(App and web page records)

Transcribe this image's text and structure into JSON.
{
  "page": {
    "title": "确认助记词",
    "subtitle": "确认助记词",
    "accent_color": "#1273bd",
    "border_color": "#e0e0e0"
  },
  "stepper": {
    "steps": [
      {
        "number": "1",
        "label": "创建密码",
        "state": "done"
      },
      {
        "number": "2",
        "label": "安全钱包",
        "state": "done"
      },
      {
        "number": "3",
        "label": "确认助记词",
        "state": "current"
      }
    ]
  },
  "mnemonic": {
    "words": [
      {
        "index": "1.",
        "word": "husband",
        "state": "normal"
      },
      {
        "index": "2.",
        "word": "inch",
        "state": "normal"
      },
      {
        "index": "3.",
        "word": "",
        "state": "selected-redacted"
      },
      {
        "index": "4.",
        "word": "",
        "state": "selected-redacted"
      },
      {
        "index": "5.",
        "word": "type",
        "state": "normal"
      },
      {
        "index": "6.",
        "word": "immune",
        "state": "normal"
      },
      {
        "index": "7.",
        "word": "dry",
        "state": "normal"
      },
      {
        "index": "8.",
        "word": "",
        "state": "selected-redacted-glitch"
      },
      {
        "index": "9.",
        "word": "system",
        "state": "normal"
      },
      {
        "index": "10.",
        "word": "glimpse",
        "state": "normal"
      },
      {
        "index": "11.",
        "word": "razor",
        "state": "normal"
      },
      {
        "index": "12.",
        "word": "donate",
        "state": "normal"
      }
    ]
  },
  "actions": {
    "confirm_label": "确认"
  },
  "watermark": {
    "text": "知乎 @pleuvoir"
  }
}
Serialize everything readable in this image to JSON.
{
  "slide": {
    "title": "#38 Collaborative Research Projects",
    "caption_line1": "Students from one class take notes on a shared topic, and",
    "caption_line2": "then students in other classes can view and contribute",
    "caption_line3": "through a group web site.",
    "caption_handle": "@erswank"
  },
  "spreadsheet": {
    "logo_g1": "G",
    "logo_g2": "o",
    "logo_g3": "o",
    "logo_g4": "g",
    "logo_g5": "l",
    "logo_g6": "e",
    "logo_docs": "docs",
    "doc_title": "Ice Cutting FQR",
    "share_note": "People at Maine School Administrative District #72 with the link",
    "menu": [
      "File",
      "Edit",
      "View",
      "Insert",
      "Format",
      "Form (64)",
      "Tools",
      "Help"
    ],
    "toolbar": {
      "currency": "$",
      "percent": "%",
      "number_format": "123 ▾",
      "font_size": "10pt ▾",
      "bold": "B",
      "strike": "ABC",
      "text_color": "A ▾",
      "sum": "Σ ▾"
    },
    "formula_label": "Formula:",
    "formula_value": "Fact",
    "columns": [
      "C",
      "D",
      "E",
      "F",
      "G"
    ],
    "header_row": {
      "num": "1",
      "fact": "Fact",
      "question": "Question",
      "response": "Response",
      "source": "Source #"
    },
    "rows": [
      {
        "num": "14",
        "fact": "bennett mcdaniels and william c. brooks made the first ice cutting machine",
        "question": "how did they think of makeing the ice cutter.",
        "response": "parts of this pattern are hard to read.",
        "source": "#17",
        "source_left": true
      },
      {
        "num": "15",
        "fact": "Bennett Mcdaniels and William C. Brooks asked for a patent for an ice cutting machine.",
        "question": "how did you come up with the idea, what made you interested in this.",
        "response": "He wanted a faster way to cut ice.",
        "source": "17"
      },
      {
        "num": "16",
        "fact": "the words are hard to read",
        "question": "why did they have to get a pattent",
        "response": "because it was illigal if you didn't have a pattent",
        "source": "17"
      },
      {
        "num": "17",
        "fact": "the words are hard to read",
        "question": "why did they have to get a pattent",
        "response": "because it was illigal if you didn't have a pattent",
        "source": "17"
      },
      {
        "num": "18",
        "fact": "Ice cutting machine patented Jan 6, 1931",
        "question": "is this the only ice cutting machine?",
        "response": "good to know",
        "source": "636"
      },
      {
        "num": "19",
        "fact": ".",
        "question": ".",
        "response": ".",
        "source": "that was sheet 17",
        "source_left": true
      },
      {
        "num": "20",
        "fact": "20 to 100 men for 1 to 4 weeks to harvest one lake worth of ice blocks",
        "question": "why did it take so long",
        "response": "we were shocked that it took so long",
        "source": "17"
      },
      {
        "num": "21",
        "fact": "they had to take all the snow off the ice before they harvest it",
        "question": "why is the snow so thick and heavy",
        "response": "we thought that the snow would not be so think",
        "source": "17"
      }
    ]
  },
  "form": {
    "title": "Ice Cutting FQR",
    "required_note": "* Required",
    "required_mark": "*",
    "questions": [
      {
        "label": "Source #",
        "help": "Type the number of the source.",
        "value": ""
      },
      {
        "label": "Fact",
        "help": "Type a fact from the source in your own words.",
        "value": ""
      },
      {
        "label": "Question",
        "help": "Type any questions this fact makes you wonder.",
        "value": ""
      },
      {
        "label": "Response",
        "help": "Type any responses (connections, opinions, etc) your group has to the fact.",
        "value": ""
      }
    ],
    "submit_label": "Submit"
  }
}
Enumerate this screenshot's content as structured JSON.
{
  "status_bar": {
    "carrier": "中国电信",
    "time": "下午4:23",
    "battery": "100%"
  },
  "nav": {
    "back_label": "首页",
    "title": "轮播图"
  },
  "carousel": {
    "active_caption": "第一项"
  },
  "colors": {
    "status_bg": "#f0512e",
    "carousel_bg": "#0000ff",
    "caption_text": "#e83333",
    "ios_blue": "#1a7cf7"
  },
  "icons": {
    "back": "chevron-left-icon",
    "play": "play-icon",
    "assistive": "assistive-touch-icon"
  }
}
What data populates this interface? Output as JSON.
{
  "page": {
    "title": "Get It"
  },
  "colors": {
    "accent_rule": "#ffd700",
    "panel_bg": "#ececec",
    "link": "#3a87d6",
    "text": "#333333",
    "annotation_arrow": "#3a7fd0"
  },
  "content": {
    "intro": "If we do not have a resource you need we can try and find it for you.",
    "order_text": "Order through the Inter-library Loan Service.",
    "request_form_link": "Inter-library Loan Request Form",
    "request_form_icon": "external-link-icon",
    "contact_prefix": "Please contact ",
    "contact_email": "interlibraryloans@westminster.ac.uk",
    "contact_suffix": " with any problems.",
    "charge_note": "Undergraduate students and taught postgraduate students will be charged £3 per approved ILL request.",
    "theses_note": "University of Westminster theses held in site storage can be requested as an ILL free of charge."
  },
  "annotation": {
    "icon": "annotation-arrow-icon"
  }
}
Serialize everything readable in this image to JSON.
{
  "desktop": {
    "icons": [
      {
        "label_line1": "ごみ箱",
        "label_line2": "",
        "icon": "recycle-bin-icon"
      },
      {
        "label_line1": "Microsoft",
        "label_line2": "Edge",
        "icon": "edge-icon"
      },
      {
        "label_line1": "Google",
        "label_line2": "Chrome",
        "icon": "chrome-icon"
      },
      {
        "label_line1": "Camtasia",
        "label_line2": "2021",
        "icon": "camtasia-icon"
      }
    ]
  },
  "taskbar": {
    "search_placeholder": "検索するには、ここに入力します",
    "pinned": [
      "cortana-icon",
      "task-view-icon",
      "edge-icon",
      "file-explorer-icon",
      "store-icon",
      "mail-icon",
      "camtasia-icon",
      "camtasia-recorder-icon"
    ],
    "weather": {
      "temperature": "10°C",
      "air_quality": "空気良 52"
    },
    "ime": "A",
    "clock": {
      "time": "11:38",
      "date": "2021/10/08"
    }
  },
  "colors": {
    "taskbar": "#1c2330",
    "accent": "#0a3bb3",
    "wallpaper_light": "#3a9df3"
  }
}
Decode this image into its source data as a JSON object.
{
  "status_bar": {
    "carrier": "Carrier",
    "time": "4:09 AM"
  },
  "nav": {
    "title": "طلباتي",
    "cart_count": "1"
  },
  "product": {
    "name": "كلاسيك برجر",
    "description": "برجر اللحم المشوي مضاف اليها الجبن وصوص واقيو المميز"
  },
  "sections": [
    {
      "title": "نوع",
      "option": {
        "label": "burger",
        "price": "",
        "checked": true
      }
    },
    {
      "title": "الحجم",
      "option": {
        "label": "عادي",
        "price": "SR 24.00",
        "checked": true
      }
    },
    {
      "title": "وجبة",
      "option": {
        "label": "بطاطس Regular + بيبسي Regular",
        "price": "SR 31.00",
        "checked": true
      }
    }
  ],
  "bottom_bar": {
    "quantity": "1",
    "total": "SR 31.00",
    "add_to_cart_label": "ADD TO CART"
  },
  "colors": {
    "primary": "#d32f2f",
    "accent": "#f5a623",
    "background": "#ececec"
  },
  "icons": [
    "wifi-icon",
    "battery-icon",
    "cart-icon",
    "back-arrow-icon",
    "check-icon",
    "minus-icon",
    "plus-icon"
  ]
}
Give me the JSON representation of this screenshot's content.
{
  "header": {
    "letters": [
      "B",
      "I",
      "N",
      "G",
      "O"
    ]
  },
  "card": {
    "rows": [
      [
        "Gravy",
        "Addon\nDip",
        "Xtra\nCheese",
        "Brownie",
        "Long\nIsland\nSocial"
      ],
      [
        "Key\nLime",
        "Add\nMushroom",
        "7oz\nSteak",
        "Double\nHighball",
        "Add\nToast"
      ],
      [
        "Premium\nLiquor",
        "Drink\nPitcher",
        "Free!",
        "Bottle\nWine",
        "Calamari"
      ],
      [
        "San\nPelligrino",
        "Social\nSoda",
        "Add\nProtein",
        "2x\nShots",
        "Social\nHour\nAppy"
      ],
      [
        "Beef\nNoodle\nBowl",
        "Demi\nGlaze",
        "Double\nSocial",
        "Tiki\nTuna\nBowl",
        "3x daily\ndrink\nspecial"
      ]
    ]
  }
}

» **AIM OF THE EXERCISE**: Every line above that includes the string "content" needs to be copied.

» **WRITTEN RESPONSE**:
Enumerate this screenshot's content as structured JSON.
  "content": {
Give me the JSON representation of this screenshot's content.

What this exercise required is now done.